◆ WHAT TO PRODUCE
Every line below that mentions the word "prev" should be copied out.

◆ RECORDS SHOWN
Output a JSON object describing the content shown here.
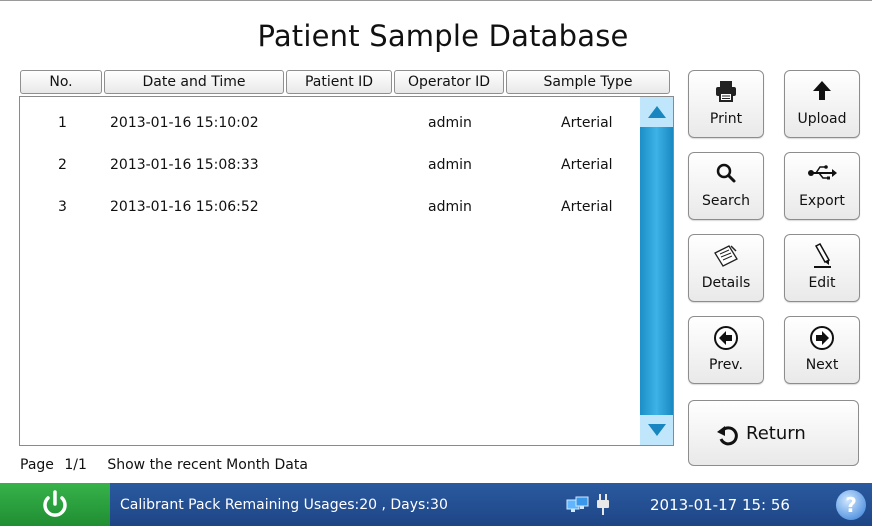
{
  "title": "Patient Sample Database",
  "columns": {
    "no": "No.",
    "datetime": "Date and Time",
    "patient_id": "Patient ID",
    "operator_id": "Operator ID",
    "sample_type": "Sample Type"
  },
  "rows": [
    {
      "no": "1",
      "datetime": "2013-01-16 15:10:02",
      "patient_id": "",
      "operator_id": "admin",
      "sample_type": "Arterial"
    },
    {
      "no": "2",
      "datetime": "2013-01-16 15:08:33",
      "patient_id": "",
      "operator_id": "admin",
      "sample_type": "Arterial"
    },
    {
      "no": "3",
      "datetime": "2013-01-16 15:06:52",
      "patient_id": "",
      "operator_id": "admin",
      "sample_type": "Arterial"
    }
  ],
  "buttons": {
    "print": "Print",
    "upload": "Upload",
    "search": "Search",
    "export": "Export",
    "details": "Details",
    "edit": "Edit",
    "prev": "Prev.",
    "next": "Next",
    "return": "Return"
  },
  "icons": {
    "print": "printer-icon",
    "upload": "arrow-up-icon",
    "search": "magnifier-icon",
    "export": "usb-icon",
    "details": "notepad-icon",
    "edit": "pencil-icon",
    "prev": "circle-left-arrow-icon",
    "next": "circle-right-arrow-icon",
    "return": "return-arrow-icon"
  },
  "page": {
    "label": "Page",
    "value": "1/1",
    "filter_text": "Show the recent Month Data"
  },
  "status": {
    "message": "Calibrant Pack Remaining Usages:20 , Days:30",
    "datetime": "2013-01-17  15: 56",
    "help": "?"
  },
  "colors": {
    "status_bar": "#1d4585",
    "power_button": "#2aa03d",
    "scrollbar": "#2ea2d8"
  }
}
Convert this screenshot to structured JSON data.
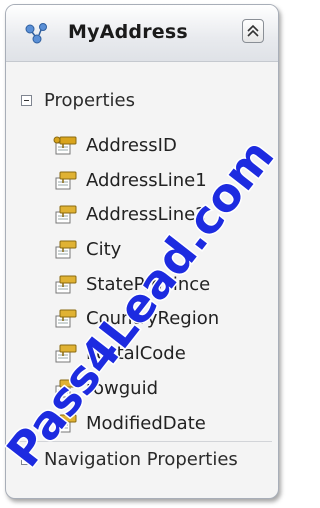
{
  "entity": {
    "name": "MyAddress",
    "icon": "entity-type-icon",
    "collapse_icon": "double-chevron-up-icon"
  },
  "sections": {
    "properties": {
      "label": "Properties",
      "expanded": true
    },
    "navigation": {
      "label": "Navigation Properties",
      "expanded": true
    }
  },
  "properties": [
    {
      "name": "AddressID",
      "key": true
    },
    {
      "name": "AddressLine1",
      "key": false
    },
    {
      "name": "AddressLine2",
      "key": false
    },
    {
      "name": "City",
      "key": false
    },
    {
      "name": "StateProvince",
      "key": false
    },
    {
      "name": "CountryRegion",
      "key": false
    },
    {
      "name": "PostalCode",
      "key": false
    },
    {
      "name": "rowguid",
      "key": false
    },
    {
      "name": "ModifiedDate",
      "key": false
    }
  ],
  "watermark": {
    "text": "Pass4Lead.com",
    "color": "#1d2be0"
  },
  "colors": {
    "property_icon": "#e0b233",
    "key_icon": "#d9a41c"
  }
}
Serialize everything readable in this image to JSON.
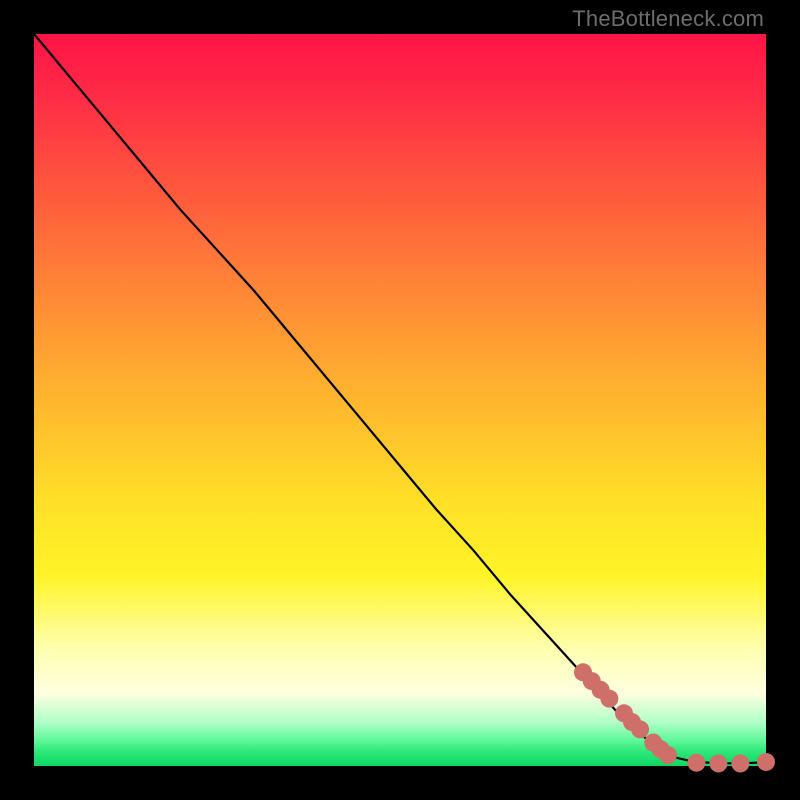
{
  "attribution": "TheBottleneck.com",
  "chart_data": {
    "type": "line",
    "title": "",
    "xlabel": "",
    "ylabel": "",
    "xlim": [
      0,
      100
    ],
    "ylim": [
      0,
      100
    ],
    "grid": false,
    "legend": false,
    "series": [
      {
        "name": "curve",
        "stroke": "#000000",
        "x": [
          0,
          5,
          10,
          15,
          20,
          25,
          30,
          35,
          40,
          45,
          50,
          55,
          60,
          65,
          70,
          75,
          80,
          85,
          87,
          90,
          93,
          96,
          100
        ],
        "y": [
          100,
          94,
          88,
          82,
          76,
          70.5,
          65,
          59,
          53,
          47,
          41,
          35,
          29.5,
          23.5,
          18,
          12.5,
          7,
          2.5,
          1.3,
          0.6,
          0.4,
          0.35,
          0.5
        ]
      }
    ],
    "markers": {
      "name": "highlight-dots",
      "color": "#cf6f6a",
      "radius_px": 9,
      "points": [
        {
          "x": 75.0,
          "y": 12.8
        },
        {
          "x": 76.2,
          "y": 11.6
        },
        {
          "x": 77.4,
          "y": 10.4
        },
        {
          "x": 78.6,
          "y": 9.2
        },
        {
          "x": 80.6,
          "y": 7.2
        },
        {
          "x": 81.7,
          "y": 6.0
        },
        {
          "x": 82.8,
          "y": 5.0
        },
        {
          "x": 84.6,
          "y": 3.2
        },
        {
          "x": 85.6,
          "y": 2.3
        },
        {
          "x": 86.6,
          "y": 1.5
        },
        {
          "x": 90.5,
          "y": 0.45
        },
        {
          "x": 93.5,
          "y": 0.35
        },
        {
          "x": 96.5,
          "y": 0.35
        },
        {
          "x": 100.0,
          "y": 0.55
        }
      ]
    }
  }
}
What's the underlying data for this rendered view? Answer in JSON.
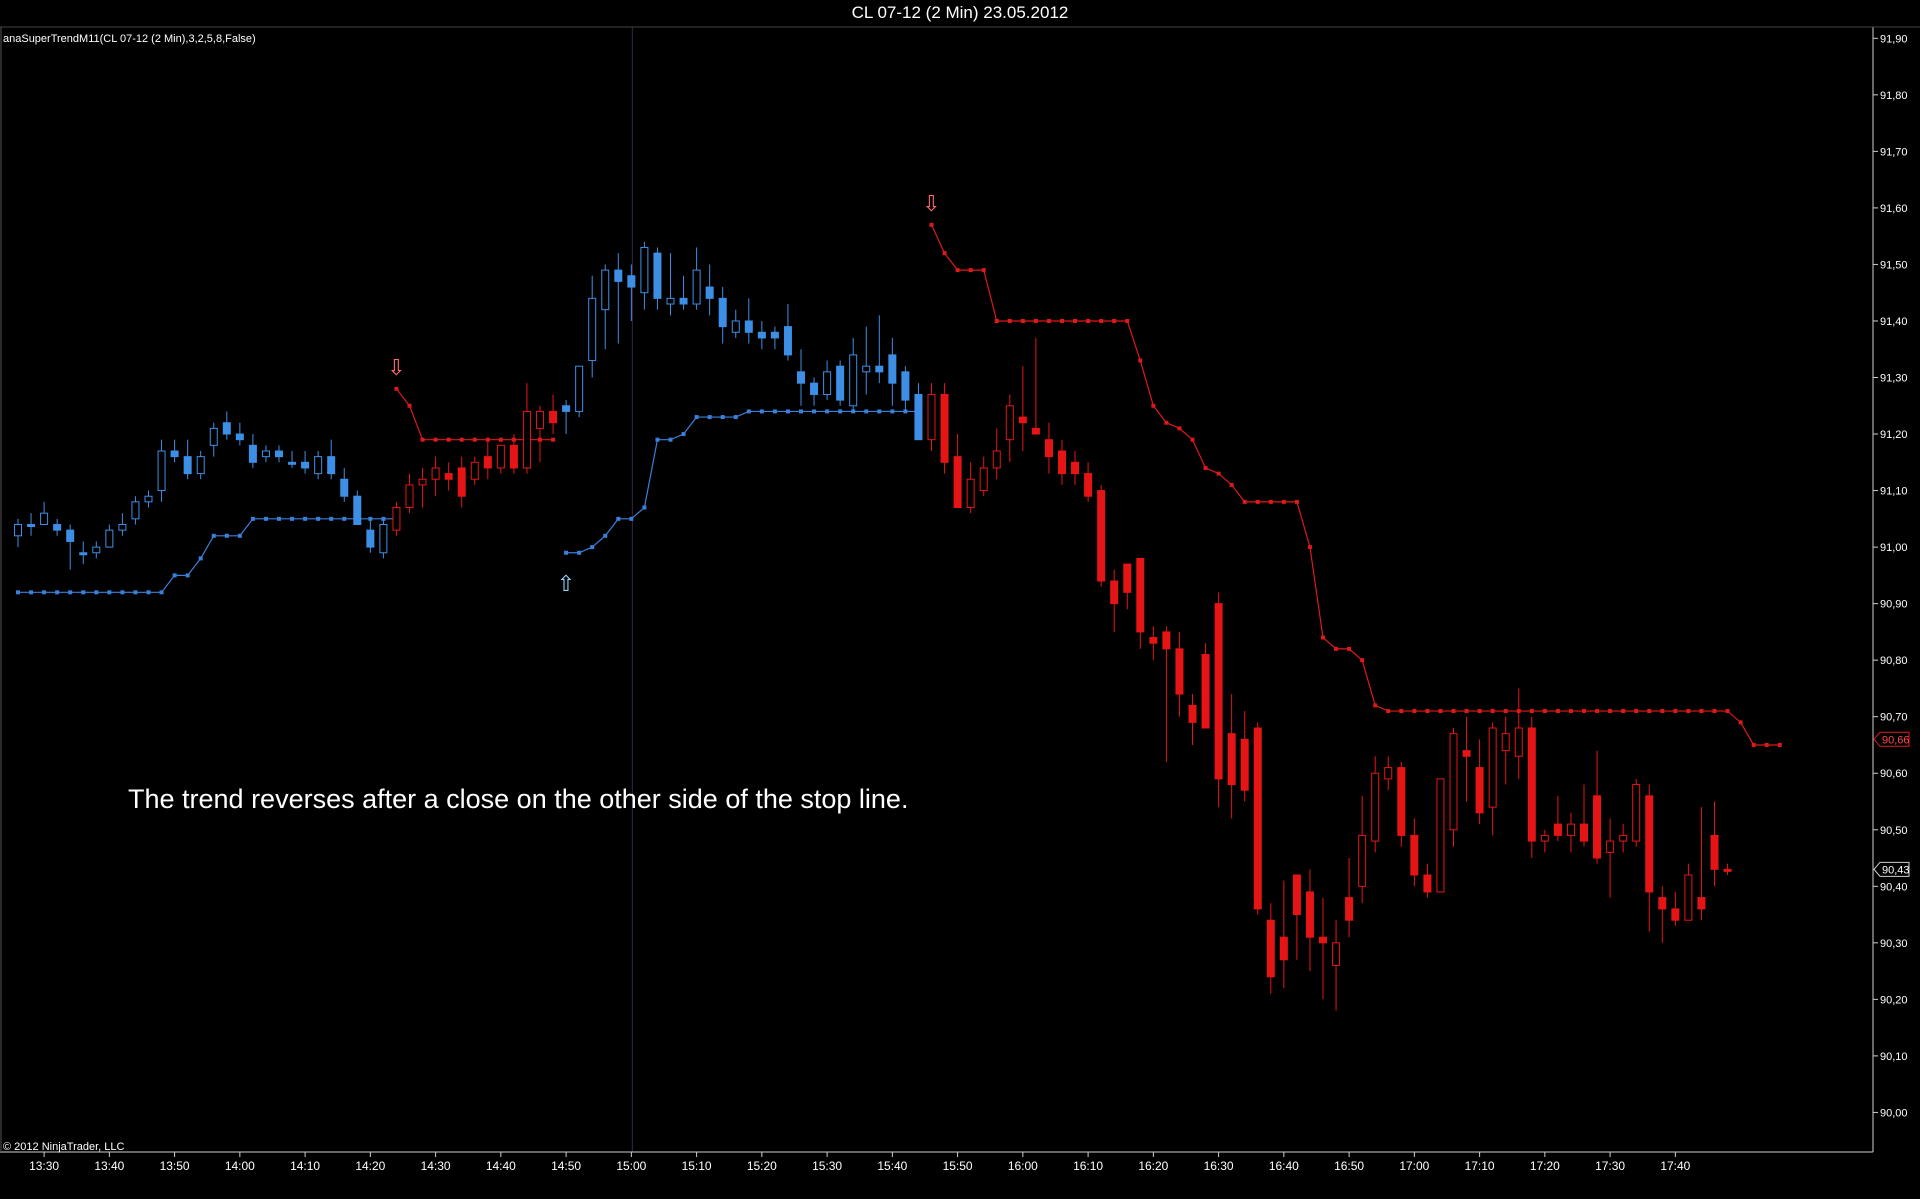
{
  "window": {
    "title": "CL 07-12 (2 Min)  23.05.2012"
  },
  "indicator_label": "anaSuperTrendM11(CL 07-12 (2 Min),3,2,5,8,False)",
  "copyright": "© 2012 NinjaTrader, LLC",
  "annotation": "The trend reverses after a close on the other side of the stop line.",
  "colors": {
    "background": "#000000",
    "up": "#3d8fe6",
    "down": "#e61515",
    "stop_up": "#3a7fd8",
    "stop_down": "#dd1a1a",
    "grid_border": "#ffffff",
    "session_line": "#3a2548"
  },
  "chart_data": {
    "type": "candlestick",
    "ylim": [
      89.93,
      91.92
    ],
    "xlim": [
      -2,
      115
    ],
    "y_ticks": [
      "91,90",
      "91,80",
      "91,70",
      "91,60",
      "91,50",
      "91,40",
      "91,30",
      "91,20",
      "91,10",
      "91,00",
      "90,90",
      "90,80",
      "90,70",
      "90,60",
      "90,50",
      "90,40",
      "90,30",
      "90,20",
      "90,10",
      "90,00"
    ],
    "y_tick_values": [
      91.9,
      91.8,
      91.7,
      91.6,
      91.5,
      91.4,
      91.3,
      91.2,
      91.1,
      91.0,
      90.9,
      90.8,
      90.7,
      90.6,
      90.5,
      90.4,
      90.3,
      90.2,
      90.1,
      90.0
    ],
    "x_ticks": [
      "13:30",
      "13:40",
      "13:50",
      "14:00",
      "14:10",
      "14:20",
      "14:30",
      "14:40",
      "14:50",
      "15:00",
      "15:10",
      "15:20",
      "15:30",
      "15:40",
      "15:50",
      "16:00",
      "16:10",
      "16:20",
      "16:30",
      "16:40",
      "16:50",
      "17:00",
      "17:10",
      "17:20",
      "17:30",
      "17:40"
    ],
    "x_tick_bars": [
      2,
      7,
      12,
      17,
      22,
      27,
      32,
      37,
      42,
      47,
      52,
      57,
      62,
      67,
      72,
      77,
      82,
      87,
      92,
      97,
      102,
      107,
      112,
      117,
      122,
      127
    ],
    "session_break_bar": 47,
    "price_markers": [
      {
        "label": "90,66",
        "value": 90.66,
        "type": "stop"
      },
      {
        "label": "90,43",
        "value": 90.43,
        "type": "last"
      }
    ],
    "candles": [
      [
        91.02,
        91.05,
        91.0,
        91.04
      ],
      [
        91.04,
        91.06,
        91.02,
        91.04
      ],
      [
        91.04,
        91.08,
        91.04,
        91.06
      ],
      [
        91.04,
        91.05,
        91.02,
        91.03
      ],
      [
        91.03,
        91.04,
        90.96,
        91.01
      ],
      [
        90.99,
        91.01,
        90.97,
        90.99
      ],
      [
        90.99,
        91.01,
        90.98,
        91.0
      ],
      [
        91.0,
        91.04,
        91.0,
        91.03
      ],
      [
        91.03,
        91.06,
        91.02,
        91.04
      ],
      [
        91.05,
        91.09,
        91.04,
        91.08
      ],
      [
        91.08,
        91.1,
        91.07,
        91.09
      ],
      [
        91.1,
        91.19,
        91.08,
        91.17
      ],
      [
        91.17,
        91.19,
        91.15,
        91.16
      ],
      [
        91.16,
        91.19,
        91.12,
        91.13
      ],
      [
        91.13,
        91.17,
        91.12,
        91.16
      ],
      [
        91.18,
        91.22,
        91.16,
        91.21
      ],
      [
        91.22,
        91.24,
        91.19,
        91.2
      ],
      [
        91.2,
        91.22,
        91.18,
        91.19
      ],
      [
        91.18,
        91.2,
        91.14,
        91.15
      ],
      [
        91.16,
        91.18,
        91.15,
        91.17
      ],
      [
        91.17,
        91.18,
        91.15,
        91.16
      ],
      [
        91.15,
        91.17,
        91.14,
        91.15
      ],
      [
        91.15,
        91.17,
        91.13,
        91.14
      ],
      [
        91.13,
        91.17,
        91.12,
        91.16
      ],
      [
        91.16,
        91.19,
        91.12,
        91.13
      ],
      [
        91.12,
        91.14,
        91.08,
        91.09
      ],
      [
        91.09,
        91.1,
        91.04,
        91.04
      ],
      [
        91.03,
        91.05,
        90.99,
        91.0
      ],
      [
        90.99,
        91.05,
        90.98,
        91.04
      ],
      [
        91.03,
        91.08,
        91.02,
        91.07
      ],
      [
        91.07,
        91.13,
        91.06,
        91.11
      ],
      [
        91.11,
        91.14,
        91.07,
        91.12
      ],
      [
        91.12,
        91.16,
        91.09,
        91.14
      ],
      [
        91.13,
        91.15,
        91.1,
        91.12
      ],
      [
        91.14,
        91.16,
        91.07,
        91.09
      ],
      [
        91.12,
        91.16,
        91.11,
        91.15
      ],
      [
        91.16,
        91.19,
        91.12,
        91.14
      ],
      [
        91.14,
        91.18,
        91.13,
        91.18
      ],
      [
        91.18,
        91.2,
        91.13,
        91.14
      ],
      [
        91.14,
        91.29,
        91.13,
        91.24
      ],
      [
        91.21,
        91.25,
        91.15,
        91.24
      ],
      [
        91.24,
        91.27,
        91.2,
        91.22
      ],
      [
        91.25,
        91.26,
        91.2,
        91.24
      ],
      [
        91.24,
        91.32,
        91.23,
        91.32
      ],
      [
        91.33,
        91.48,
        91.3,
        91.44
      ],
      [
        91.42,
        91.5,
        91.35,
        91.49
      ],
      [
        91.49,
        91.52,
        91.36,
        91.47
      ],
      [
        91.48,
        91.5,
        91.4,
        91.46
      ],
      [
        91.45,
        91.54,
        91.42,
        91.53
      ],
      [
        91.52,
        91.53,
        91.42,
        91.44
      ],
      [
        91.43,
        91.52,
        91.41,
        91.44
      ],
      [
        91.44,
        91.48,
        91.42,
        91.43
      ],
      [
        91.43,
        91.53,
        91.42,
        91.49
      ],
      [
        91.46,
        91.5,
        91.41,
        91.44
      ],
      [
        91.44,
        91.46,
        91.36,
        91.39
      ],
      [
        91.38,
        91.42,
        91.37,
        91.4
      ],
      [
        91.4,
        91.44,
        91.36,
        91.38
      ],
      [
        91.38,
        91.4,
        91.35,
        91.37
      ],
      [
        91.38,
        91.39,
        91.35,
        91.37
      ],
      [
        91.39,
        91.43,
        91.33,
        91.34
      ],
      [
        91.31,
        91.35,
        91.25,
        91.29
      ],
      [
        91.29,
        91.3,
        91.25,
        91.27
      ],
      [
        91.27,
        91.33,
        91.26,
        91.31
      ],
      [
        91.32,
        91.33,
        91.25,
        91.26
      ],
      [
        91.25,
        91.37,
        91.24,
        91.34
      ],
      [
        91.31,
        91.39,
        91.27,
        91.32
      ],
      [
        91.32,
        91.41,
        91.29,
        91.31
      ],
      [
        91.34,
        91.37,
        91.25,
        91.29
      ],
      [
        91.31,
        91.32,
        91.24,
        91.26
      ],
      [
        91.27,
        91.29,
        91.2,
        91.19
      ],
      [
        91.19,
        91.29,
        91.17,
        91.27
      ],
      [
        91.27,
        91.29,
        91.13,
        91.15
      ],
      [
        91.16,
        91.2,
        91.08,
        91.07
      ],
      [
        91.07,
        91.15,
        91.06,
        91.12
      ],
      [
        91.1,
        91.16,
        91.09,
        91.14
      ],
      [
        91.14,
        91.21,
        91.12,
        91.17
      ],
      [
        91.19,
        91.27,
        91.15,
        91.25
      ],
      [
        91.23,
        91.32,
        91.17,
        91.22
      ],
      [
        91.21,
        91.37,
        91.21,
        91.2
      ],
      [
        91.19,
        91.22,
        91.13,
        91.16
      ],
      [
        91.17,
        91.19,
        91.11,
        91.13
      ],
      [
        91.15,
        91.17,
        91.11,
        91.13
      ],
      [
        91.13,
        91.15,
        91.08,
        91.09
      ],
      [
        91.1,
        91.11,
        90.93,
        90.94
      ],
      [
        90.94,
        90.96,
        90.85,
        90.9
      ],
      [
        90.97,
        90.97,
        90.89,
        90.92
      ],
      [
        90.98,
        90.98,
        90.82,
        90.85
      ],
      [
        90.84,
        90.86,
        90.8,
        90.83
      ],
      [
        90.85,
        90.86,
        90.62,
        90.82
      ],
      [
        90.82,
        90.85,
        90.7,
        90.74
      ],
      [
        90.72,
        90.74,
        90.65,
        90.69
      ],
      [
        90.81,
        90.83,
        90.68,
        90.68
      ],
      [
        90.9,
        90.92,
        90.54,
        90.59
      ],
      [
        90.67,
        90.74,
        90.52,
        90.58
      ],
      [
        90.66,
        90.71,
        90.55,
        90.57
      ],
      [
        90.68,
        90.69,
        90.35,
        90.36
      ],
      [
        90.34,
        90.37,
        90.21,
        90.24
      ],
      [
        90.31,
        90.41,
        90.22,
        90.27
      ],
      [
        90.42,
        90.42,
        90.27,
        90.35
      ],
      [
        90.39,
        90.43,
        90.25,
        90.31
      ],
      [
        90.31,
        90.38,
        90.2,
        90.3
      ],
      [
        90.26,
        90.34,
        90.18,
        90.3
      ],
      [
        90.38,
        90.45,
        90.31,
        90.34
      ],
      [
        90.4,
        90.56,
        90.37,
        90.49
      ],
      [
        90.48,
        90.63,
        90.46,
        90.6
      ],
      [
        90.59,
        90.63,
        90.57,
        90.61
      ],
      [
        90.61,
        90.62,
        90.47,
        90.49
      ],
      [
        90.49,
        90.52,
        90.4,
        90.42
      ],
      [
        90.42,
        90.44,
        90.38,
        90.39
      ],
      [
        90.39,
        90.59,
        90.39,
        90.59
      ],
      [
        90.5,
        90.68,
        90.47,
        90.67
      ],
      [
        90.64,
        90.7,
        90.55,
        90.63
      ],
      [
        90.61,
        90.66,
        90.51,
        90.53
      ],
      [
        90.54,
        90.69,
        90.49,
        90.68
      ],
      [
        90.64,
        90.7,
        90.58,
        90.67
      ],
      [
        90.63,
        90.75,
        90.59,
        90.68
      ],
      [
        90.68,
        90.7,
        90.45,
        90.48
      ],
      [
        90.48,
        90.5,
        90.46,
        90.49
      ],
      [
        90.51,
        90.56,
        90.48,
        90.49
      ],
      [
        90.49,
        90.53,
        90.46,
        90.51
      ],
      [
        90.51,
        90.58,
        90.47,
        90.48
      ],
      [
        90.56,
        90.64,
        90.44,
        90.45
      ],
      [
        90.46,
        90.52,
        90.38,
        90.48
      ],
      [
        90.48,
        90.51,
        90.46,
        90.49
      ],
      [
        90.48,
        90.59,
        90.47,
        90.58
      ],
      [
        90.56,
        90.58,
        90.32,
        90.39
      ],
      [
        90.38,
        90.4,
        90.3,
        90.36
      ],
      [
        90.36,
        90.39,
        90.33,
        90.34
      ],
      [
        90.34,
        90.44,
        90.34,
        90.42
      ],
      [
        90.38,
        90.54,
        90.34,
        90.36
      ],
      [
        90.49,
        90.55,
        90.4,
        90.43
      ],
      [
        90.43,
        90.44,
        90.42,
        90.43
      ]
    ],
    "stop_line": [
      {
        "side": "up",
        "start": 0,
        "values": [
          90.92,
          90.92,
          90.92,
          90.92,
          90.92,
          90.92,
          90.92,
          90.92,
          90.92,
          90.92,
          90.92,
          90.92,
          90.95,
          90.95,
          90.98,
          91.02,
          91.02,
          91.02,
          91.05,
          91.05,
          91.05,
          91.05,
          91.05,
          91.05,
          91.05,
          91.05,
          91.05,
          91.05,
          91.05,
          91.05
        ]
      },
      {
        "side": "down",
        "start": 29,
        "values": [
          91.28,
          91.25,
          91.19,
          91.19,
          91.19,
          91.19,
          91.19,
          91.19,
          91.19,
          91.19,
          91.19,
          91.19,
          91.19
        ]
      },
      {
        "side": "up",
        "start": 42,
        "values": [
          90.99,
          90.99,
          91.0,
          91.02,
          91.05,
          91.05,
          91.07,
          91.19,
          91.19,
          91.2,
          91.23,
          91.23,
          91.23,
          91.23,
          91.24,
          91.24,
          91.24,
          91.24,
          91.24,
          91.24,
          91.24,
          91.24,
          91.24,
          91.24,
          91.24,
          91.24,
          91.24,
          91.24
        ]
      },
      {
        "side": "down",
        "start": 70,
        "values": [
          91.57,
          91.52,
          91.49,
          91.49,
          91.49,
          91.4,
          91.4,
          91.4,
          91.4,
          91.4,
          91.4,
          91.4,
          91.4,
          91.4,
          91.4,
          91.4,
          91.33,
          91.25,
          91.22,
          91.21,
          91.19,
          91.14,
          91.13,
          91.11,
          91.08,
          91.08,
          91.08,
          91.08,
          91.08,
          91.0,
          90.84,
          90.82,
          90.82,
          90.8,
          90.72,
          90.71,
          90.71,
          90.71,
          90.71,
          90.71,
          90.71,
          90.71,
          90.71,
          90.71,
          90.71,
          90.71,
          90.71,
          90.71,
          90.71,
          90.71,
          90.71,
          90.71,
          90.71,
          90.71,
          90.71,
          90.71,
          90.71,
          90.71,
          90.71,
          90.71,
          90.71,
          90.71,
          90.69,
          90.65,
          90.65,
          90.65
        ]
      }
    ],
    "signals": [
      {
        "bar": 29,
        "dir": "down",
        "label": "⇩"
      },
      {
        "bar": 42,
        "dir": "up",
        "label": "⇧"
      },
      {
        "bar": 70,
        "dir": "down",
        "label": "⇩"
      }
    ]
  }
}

◆ RESPONSE FOR THIS EXERCISE
    "prev": "Prev.",
    "prev": "circle-left-arrow-icon",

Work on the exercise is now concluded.